Nineteen-year old Lysander has just had the best night partying. However, waking up naked and hungover on the floor when his father arrives home early was not the best plan. Lysander thinks his father will just briefly talk to him and the spending and partying will continue on as usual, just like every other time. But this time, Lysander finds himself on the road to a retreat for troubled teens. His first stop is his Aunt’s house, as his cousin Finn is going to the same retreat. Once arriving at his final destination, Lysander’s full social calendar and designer clothes are traded for team therapy sessions and tie dye shirts.
Lysander is now surrounded by a group of teens all having their own issues and hiding their own secrets. This includes good looking Cai who seems to direct his anger at Lysander. When their anger ignites a spark between them, Lysander and Cai find refuge and temporary safety in each other’s arms. On a path he never sought out, Lysander has to overcome lies as well as self revelations that he never intended to make. But when those lies catch up to him, he may take down more than himself and the trust Cai has put into him may be irrevocably broken.
This book opens right in the thick of it with Lysander’s father standing over his naked and hungover form, surrounded by five other guys in a similar state. Despite the circumstances, their initial exchange was entertaining as Lysander tells his father he can’t sit down because, well, it hurts. Lysander’s personality comes through immediately, as he wears designer clothes, has plenty of money at his disposal, and wants for nothing. Well, almost nothing. Lysander has always been looking for his father’s approval and all of his antics have never resulted in the one thing he truly wanted, his father’s attention. He does get his attention finally when his father tells him in no uncertain terms that the retreat is his only option.
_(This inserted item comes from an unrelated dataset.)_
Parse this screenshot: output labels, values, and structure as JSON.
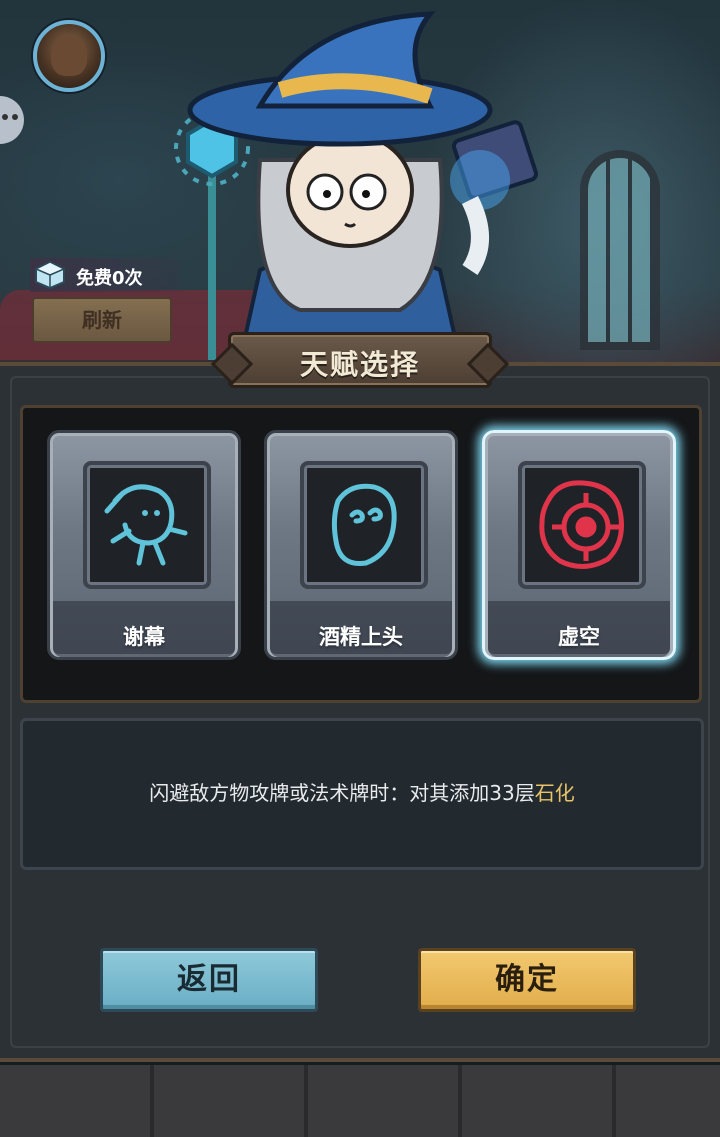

And on we go until we got to chapter three, and I will admit I was annoyed at the direction the story was taking when Lysander and his cousin are en route to the retreat. But, it didn’t completely go off the rails and that part of the story I will let you discover for yourself. Once settled into the retreat, Lysander is less confrontational than initially expected and he tries to blend. When he has a confrontation with Cai, his non-dishwashing persona rears up, and the heated exchange does not end as either of them had planned. They then can’t keep their hands off of each other and every time they are together it just fuels their intensity to be together again. But, they can’t even decide if the like each other as Cai says to Lysander, “I still haven’t decided if you’re okay or if you’re an asshole….” To which Lysander replies, “That’s fine. If it comes down to it, we can hate-fuck.”
There were some real and tragic issues discussed throughout the book coming from many directions. While the majority of the time was spent on Lysander, Cai, and Finn, there were a host of secondary characters all with troubling issues. We get a taste of all of their stories, but with so many of them there was not enough time to go into depth with them all and then several characters started to blend together. Cai is especially broken, his story is heartfelt and sad, and wanting to take care of him surprises and begins to ground Lysander. Lysander and Cai fall in love within their own bubble within a matter of days and their shift from hating each other to loving each other is remarkably quick, but there was something about them together that just worked as they clicked in place together. When Lysander really has a chance to show some growth, he continues to not think things through. Only two weeks had passed at that point, it was not reasonable to expect that much growth, yet the story was sort of demanding it from him.
The retreat itself was somewhat troubling as residents were changing rooms without approval, personal files were left carelessly in view, and fights were erupting without a staff member in sight. Lysander’s father was not a fully formed character, he appears and disappears throughout the story, and in the nineteen years of Lysander’s life, his father really needed to get a clue.
My thoughts on this story were that it wavered between just digging deep enough in some areas to not digging deep enough in others. There were parts that were predictable and parts that weren’t. Overall, I was completely invested, and hanging out with Lysander, as well as Cai, held my attention and was enjoyable to read.